====== SUPPLIED ENTRIES

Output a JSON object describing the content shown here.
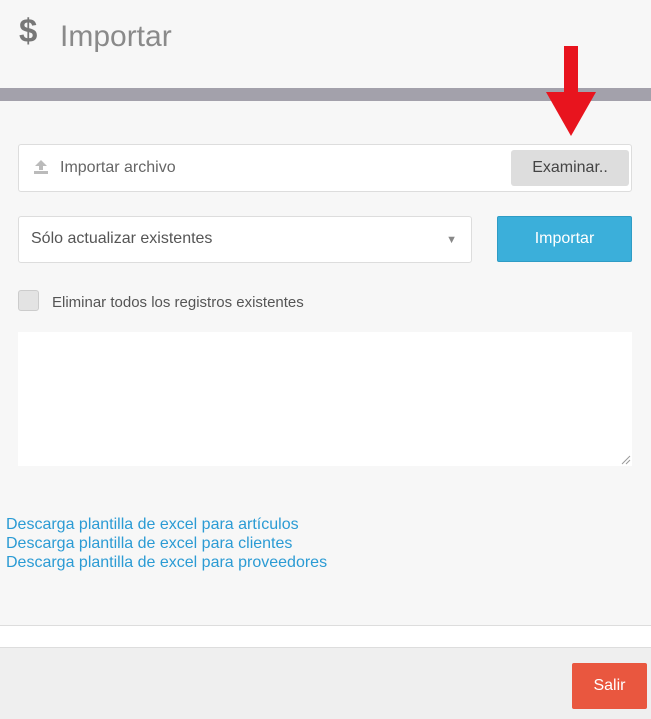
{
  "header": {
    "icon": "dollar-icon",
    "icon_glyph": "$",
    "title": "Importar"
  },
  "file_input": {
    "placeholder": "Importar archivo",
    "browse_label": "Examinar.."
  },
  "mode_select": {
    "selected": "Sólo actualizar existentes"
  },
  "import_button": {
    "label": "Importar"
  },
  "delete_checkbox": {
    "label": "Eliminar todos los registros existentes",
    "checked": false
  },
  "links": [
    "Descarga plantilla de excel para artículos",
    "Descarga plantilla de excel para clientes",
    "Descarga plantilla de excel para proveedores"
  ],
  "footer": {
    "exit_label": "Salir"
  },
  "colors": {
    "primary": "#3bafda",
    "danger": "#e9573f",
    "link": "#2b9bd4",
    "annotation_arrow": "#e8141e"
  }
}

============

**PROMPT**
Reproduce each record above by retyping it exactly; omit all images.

**EXERCISE RESPONSE**
Output a JSON object describing the content shown here.
{
  "header": {
    "icon": "dollar-icon",
    "icon_glyph": "$",
    "title": "Importar"
  },
  "file_input": {
    "placeholder": "Importar archivo",
    "browse_label": "Examinar.."
  },
  "mode_select": {
    "selected": "Sólo actualizar existentes"
  },
  "import_button": {
    "label": "Importar"
  },
  "delete_checkbox": {
    "label": "Eliminar todos los registros existentes",
    "checked": false
  },
  "links": [
    "Descarga plantilla de excel para artículos",
    "Descarga plantilla de excel para clientes",
    "Descarga plantilla de excel para proveedores"
  ],
  "footer": {
    "exit_label": "Salir"
  },
  "colors": {
    "primary": "#3bafda",
    "danger": "#e9573f",
    "link": "#2b9bd4",
    "annotation_arrow": "#e8141e"
  }
}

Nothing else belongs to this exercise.